The nature of the business means that ag bankers must constantly walk a tightrope between wanting to help their customers, oftentimes friends from church or other local organizations, and doing what’s right to protect the bank and satisfy regulators.

Lender liability is another concern. Farmers sometimes want to be told what to do, but giving direct advice can open the bank to legal action if it turns out to be wrong. Better, they say, to refer back to budgets and let farmers make their own decisions.

“The ag banker is a highly revered counselor to many farmers, but they don’t want to even appear to be offering management advice,” Blanchfield said.

Those heart-to-hearts have been getting more strained as commodity prices have declined, and the tariffs have introduced a new level of uncertainty that will add to the unease if things aren’t settled.

Taets sent early renewal forms to his ag clients in October. Around Thanksgiving time, he or one of his bankers will visit each client’s home to plot a budget and game plan for next year.

“We’ll go through last year’s production, their capital needs and financial information to figure out profitability. If they’re having challenges, do we need to restructure? What do we need to do to make sure their operation is viable?” Taets explained.

Tough love is the order of the day.

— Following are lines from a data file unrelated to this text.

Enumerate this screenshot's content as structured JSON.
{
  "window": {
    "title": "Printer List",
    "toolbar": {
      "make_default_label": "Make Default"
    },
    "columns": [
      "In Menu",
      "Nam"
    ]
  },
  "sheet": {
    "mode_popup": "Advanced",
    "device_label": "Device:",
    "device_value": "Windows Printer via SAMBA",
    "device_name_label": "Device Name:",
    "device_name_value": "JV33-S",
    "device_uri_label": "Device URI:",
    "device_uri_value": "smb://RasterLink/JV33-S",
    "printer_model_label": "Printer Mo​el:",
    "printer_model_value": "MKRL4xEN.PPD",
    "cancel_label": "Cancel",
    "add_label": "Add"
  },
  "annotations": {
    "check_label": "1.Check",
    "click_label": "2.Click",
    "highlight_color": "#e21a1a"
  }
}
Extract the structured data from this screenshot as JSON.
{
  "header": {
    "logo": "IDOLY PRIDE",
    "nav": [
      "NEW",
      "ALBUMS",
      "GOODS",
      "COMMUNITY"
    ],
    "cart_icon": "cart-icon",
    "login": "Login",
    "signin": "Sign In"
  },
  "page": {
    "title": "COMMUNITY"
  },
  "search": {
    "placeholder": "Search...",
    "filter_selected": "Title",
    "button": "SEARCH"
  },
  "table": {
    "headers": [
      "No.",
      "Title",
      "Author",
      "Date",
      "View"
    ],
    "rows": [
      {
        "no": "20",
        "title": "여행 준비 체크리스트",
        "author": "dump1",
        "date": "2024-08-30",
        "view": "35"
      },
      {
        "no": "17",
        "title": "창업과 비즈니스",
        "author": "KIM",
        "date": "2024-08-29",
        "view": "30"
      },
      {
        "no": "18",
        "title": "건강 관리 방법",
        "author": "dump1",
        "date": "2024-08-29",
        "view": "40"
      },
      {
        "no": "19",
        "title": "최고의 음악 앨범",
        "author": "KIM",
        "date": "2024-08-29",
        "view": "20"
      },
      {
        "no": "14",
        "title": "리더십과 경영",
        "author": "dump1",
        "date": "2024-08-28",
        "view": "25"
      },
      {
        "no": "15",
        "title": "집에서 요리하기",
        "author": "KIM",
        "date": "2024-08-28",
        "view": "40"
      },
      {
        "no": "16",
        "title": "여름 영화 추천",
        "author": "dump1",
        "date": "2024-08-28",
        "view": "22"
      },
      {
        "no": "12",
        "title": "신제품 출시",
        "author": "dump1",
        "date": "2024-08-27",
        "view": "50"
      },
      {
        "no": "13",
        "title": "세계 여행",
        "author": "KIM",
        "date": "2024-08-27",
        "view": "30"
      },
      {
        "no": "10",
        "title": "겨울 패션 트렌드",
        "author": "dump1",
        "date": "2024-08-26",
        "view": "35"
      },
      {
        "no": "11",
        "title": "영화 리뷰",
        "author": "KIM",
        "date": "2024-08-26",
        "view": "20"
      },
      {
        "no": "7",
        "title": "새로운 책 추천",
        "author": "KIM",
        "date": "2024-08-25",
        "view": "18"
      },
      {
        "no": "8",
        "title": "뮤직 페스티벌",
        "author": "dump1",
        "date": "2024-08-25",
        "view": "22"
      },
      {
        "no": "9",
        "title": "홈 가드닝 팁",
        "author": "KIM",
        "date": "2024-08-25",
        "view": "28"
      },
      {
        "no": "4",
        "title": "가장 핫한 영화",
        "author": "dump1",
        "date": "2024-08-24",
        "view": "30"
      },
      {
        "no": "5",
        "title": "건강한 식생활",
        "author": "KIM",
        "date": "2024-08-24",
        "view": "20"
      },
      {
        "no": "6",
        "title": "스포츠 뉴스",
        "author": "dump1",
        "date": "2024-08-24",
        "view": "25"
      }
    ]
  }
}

Ungs said his team has been doing more “sensitivity analyses” with farm clients, shocking their cash-flow projections to get everyone on the same page and help tweak expenses and crop-insurance levels.

“Smart bankers are challenging their customers to think more about profitability. ‘Here’s where you think you’ll be for the year, but what if yields are down this much or prices fall below a certain level?’ ” he said.

“The tariff situation is a wild card, because we have no control over it,” Ungs added. “It could last longer than people think, so we have to make some assumptions around it and plan for the worst.”

The worst-case scenario looks something like this: A prolonged trade war leads to further price declines. More land owners — 30% of farmland is owned by nonoperators, such as local professionals or private-equity firms, which rent it to farmers as an investment — exit, causing land values to decline further.

Farmers need more working capital from banks to make up for the pricing shortfall, but lack the collateral lenders need to satisfy regulators because of falling land values.

Some might borrow from elsewhere — say, the captive finance arms of equipment makers, which could get them into more trouble. Others fail or are forced to sell, perpetuating the cycle.

“The real concern is liquidity,” the Fed’s Kauffman said. “To what extent do the reductions in working capital translate into bigger problems for banks?”

Even if the trade war is settled quickly, the long-term forecast for the heartland looks stormy. Bankers should keep their umbrellas ready.

For reprint and licensing requests for this article, click here.